ASSIGNMENT: In the entries below, find the lines with the word "HIOKI" and copy them.

Stored entries
:::

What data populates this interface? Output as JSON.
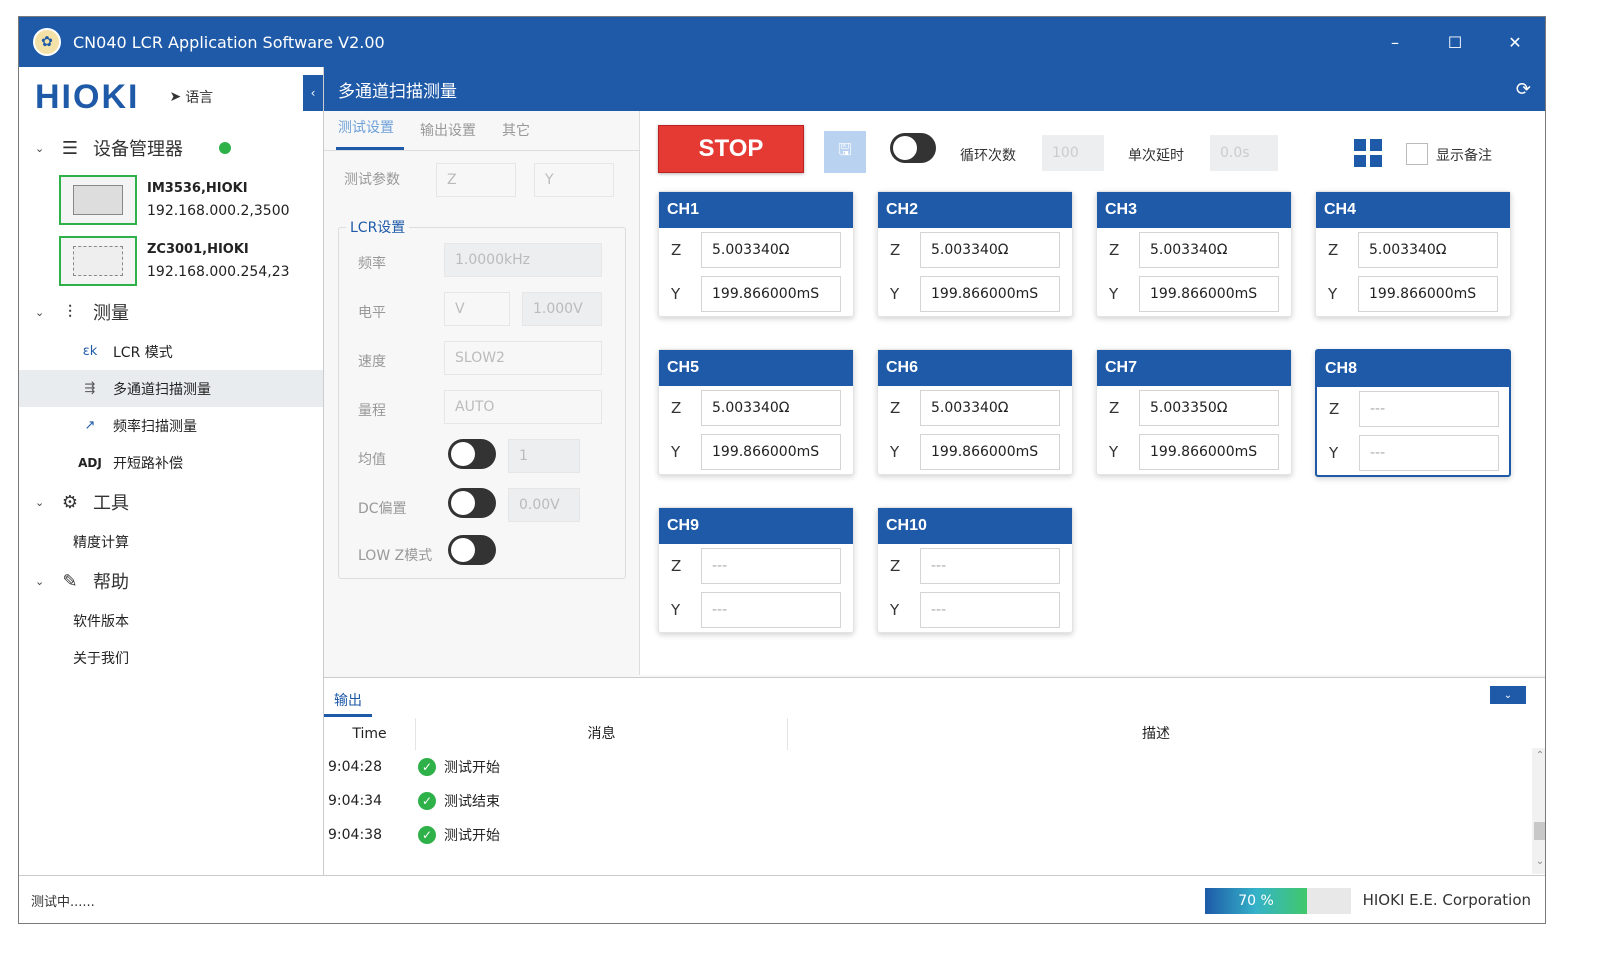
{
  "window": {
    "title": "CN040 LCR Application Software V2.00",
    "controls": {
      "minimize": "–",
      "maximize": "☐",
      "close": "✕"
    }
  },
  "sidebar": {
    "logo": "HIOKI",
    "language": "语言",
    "device_manager": {
      "label": "设备管理器",
      "status_color": "#2fb14a",
      "devices": [
        {
          "name": "IM3536,HIOKI",
          "address": "192.168.000.2,3500"
        },
        {
          "name": "ZC3001,HIOKI",
          "address": "192.168.000.254,23"
        }
      ]
    },
    "measure": {
      "label": "测量",
      "items": [
        {
          "icon": "εk",
          "label": "LCR 模式"
        },
        {
          "icon": "⇶",
          "label": "多通道扫描测量"
        },
        {
          "icon": "↗",
          "label": "频率扫描测量"
        },
        {
          "icon": "ADJ",
          "label": "开短路补偿"
        }
      ]
    },
    "tools": {
      "label": "工具",
      "items": [
        "精度计算"
      ]
    },
    "help": {
      "label": "帮助",
      "items": [
        "软件版本",
        "关于我们"
      ]
    }
  },
  "main": {
    "title": "多通道扫描测量",
    "settings": {
      "tabs": [
        "测试设置",
        "输出设置",
        "其它"
      ],
      "test_param_label": "测试参数",
      "test_param_1": "Z",
      "test_param_2": "Y",
      "lcr_legend": "LCR设置",
      "freq_label": "频率",
      "freq_value": "1.0000kHz",
      "level_label": "电平",
      "level_unit": "V",
      "level_value": "1.000V",
      "speed_label": "速度",
      "speed_value": "SLOW2",
      "range_label": "量程",
      "range_value": "AUTO",
      "avg_label": "均值",
      "avg_value": "1",
      "dc_label": "DC偏置",
      "dc_value": "0.00V",
      "lowz_label": "LOW Z模式"
    },
    "toolbar": {
      "stop": "STOP",
      "loop_label": "循环次数",
      "loop_value": "100",
      "delay_label": "单次延时",
      "delay_value": "0.0s",
      "show_note": "显示备注"
    },
    "channels": [
      {
        "name": "CH1",
        "z": "5.003340Ω",
        "y": "199.866000mS"
      },
      {
        "name": "CH2",
        "z": "5.003340Ω",
        "y": "199.866000mS"
      },
      {
        "name": "CH3",
        "z": "5.003340Ω",
        "y": "199.866000mS"
      },
      {
        "name": "CH4",
        "z": "5.003340Ω",
        "y": "199.866000mS"
      },
      {
        "name": "CH5",
        "z": "5.003340Ω",
        "y": "199.866000mS"
      },
      {
        "name": "CH6",
        "z": "5.003340Ω",
        "y": "199.866000mS"
      },
      {
        "name": "CH7",
        "z": "5.003350Ω",
        "y": "199.866000mS"
      },
      {
        "name": "CH8",
        "z": "---",
        "y": "---"
      },
      {
        "name": "CH9",
        "z": "---",
        "y": "---"
      },
      {
        "name": "CH10",
        "z": "---",
        "y": "---"
      }
    ],
    "param_keys": {
      "z": "Z",
      "y": "Y"
    }
  },
  "output": {
    "tab": "输出",
    "columns": [
      "Time",
      "消息",
      "描述"
    ],
    "rows": [
      {
        "time": "9:04:28",
        "message": "测试开始"
      },
      {
        "time": "9:04:34",
        "message": "测试结束"
      },
      {
        "time": "9:04:38",
        "message": "测试开始"
      }
    ]
  },
  "statusbar": {
    "status": "测试中......",
    "progress": 70,
    "progress_label": "70 %",
    "company": "HIOKI E.E. Corporation"
  }
}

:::

SOLUTION TO THIS TASK:
    "logo": "HIOKI",
          "name": "IM3536,HIOKI",
          "name": "ZC3001,HIOKI",
    "company": "HIOKI E.E. Corporation"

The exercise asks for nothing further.